“The Assad regime did not suspend its use of advanced weaponry against the Syrian people for even one day,” said Mrs. Clinton, who had backed last week’s efforts by U.N. and Arab League special envoy Lakhdar Brahimi to get both sides to agree to a four-day truce.
News reports Wednesday cited activists in Syria as saying Assad regime warplanes loyal were pounding opposition strongholds in areas around the capital city of Damascus, as well as in the nation’s north.
Both Moscow and Beijing have stood with the Syrian leader during the past year by vetoing U.N. Security Council actions against his government.

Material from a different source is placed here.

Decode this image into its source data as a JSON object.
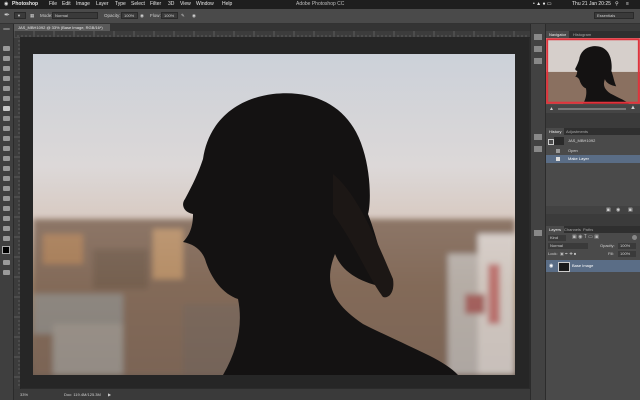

On Wednesday, China held to what some observers have called a position of vague neutrality toward in conflict.
Chinese state media reported that Foreign Minister Yang Jiechi, who metWednesday with Mr. Brahimi, supports a “political resolution” to the Syrian conflict and urges all parties involved to “begin political transition at an early date.”

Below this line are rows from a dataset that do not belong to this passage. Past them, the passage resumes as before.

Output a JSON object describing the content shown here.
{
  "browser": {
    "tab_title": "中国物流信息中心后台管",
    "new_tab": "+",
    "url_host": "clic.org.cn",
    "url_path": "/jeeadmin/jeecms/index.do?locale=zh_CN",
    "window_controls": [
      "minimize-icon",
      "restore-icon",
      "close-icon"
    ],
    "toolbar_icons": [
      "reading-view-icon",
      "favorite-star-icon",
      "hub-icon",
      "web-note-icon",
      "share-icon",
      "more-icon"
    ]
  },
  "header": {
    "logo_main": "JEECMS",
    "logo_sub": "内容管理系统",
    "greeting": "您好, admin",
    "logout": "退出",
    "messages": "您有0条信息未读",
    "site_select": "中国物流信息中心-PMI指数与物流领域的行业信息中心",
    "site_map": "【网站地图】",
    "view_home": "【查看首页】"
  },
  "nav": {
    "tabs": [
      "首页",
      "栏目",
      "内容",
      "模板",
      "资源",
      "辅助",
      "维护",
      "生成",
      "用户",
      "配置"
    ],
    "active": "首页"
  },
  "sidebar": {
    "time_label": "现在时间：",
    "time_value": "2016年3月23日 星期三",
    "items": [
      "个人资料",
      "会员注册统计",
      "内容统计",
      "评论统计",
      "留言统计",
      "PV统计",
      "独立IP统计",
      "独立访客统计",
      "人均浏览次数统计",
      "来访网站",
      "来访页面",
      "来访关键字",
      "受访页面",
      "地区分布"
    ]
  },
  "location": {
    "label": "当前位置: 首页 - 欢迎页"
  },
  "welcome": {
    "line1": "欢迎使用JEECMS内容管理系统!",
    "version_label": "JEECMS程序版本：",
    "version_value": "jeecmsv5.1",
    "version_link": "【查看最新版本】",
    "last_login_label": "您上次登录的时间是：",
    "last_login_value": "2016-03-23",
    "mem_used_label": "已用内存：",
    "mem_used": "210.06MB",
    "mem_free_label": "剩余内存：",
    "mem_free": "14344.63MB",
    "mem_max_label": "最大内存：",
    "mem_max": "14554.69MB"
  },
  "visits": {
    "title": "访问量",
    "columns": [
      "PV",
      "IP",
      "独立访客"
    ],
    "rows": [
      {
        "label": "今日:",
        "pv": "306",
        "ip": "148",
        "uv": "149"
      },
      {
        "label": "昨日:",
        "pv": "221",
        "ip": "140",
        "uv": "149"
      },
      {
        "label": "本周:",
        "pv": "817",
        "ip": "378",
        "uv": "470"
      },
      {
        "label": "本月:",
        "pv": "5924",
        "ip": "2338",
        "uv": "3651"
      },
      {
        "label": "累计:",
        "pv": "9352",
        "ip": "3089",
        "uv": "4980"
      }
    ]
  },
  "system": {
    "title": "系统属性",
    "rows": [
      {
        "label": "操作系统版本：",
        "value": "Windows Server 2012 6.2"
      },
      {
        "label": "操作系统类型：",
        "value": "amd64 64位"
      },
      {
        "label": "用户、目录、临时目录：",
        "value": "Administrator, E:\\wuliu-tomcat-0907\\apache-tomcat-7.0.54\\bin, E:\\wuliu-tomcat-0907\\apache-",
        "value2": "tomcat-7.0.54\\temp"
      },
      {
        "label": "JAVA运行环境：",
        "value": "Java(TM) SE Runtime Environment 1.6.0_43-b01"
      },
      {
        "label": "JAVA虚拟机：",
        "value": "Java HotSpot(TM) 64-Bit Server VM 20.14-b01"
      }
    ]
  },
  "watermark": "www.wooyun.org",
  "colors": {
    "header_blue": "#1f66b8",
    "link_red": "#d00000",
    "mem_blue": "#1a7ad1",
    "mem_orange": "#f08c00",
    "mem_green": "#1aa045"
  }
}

The state media report, however, made no specific mention of Mr. Assad.
Mrs. Clinton, meanwhile, said the U.S. supports Mr. Brahimi’s effortsbut is not pinning much hope on them at this point. “While we urge special envoy Brahimi to do whatever he can in Moscow and Beijing to convince them to change course and support stronger U.N. action,we cannot and will not wait for that,” she said.

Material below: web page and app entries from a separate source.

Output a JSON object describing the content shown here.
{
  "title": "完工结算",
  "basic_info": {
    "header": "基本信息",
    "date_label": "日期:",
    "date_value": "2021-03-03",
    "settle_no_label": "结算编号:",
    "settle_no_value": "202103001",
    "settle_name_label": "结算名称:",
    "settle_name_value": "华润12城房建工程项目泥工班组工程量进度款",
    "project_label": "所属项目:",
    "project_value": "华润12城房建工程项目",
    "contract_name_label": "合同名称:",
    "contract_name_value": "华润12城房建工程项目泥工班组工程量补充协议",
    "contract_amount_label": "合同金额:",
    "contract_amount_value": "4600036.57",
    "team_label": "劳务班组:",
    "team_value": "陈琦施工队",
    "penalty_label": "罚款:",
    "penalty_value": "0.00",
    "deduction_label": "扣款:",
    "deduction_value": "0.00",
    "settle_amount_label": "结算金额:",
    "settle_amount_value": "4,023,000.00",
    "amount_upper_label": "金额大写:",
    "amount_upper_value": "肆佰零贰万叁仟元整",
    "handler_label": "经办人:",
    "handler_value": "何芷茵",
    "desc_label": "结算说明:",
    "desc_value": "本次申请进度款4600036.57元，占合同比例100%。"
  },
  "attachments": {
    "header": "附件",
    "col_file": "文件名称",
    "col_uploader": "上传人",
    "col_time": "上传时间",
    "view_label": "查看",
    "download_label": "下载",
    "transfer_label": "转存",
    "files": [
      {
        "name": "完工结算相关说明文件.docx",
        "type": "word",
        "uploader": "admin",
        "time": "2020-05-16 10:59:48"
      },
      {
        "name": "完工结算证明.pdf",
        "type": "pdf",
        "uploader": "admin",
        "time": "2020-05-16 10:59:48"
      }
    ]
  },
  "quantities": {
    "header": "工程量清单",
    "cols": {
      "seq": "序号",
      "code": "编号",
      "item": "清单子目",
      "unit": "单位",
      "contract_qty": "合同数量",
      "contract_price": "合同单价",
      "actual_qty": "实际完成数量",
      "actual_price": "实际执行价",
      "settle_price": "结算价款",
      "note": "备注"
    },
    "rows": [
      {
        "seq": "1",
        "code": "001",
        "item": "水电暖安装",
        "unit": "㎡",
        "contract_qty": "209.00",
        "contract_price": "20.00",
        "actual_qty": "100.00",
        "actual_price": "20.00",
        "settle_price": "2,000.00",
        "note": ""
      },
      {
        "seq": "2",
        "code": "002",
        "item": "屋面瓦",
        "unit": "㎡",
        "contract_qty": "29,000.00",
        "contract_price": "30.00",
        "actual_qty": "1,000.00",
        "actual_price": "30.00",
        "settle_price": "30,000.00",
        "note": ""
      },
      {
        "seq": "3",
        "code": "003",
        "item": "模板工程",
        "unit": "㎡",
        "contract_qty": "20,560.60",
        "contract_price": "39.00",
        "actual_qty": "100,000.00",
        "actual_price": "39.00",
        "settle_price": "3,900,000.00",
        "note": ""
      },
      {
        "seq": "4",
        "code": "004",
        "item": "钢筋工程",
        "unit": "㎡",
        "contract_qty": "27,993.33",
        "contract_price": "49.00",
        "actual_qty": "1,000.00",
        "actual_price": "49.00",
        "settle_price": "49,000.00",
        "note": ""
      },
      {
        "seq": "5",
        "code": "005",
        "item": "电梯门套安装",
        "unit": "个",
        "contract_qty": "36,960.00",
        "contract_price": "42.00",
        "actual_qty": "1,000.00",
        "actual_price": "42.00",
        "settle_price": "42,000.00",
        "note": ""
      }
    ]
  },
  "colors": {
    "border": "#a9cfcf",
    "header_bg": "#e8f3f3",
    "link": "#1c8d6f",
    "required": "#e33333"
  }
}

“Instead, our efforts, and those of our partners in the EU and the Arab League, are focused on pressuring the [Assad] regime through increasing and tightening sanctions,” said Mrs. Clinton, who made the remarks in response to a reporter’s question during an diplomatic visit to Croatia.
She added that U.S., European and Arab partners are “working very hard with many different elements from the opposition – yes, inside Syria, as well as outside Syria” and have “facilitated the smuggling-out of a few representatives of the Syrian internal opposition in order for them to explain to the countries gathered why they must be at the table.”
“This cannot be an opposition represented by people who have many good attributes but have, in many instances, not been inside Syria for 20, 30, or 40 years,” she said. “There has to be a representation of those who are on the frontlines, fighting and dying today to obtain their freedom.”
© Copyright 2013 The Washington Times, LLC. Click here for reprint permission.
Guy Taylor rejoined The Washington Times in 2011 as the State Department correspondent.
As a freelance journalist, Taylor’s work was supported by the Pulitzer Center on Crisis Reporting and the Fund For Investigative Journalism, and his stories appeared in a variety publications, from the St. Louis Post-Dispatch to Salon, Reason, Prospect Magazine of London, the Daily Star of Beirut, the ...
By John Solomon
How the government's punishing of the exposure of official wrongdoing can linger for years
Independent voices from the TWT Communities
A collection of reader guest articles, thoughts and opinions by Communities writers and breaking news and information.
Great discoveries in the world of restaurants and chefs fulfill the quest for delicious food and cooking.
Paul Rondeau dissects the propaganda, media tricks, and other shenanigans targeting our families, faith, and freedom…and even life itself
Benghazi: The anatomy of a scandal
Vietnam Memorial adds four names
Cinco de Mayo on the Mall
NRA kicks off annual convention